SEATTLE - Nearly 600 bicycles are inside Seattle Police Department's evidence warehouse, and Sergeant Cindy Granard says more bikes come in every week.
"We are literally tripping on bicycles," said Sgt. Granard. "Some of it is stolen, some of it is recovered evidence, some of it is lost and found. Each bike has its own story."
Currently, SPD has more than 200 found bicycles. Detective Michael Whidbey said the goal is to help people get their bike back. About a year ago, the department began using Twitter to help find rightful owners.
"I was pretty excited when it actually worked," said Det. Whidbey.
About a month after @GetYourBikeBack was launched on Twitter, a bike owner was reunited with her property. Over the course of a year, a total of three people have been reunited with their bikes.
"The momentum is starting to build," said Det. Whidbey, who added that the Twitter account has nearly 700 followers.
People have at least 60 days to reclaim what's theirs, but after that bikes will be auctioned off or donated.
One group benefiting from Seattle police donations is the Village Bicycle Project. The charity collects bikes and delivers them to Africa as a way to help reduce poverty, according to Operations Director Meg Watson.

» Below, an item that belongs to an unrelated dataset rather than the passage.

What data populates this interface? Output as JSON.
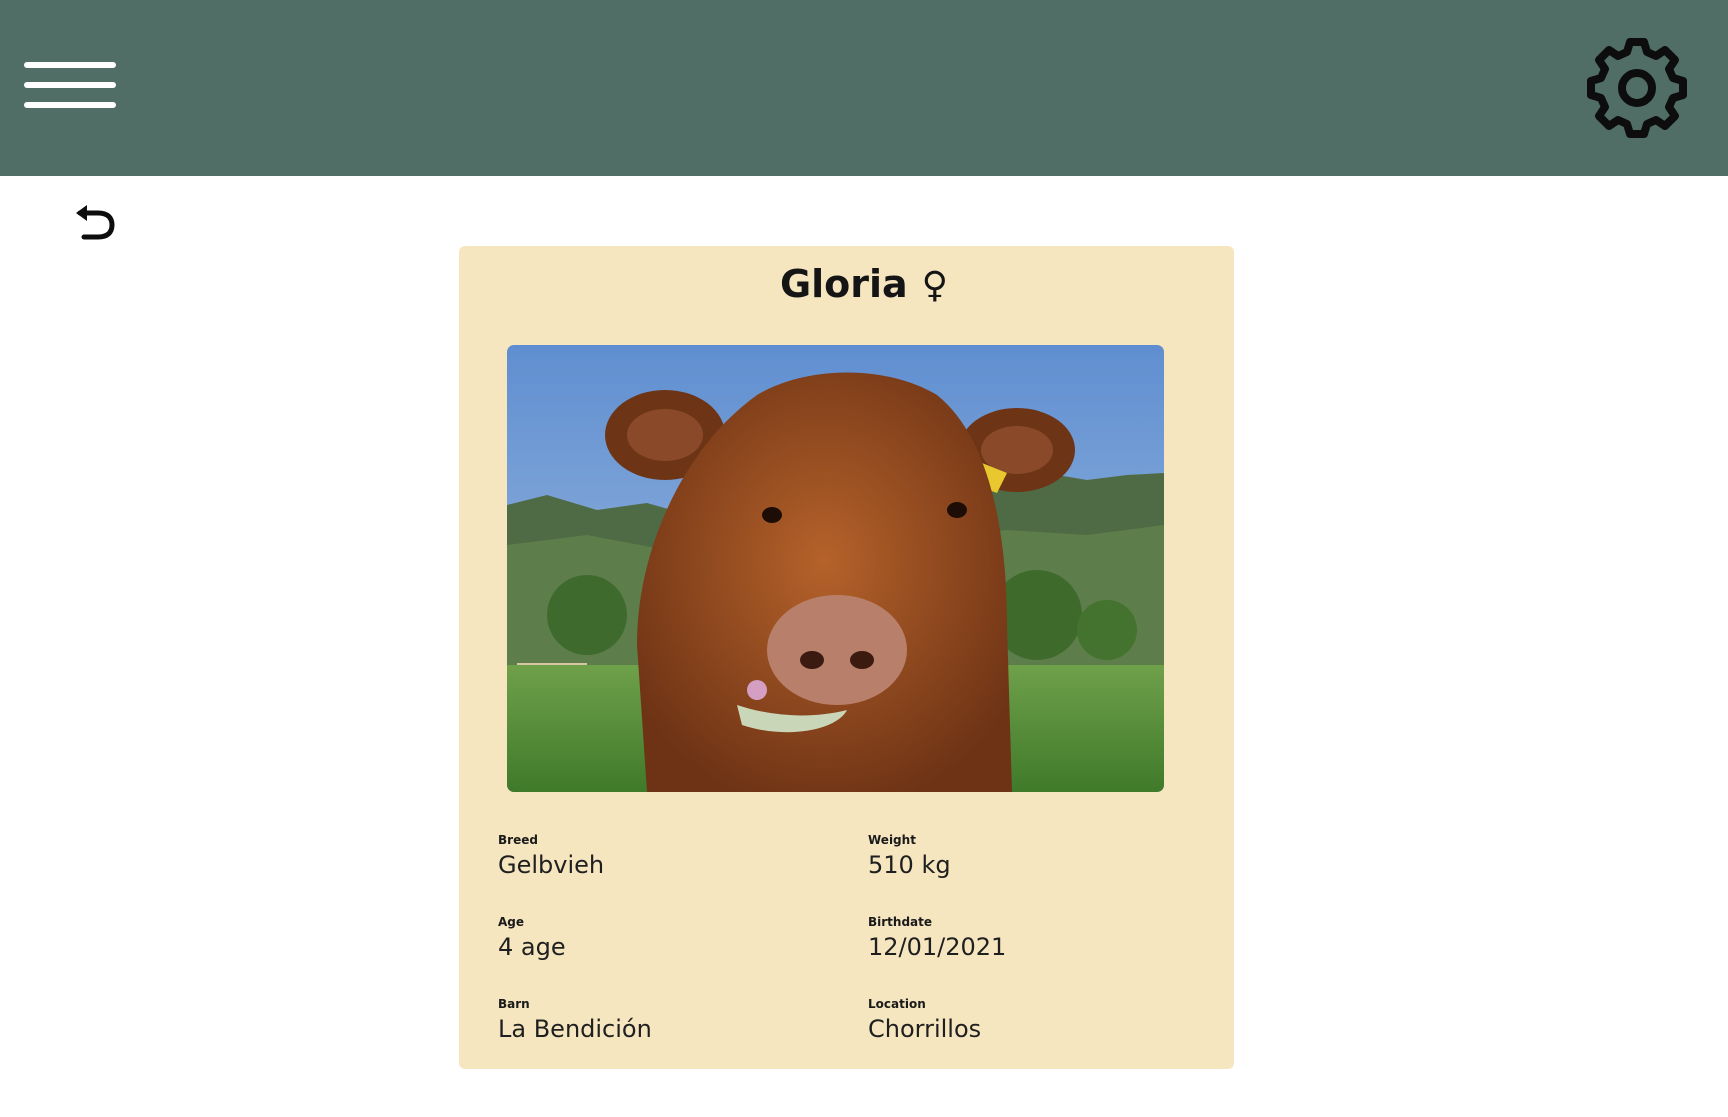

"I am sorry for the owners who have lost these fabulous bikes, but the bikes will have a new life," said Watson.
Sgt. Granard offers this advice:
- After purchasing your bike, take pictures of the paperwork, serial number, model and unique features
- Use a good bike lock
- Lock up your bike in locations that are well lit and where others can see it
Learn more about the Get Your Bike Back program.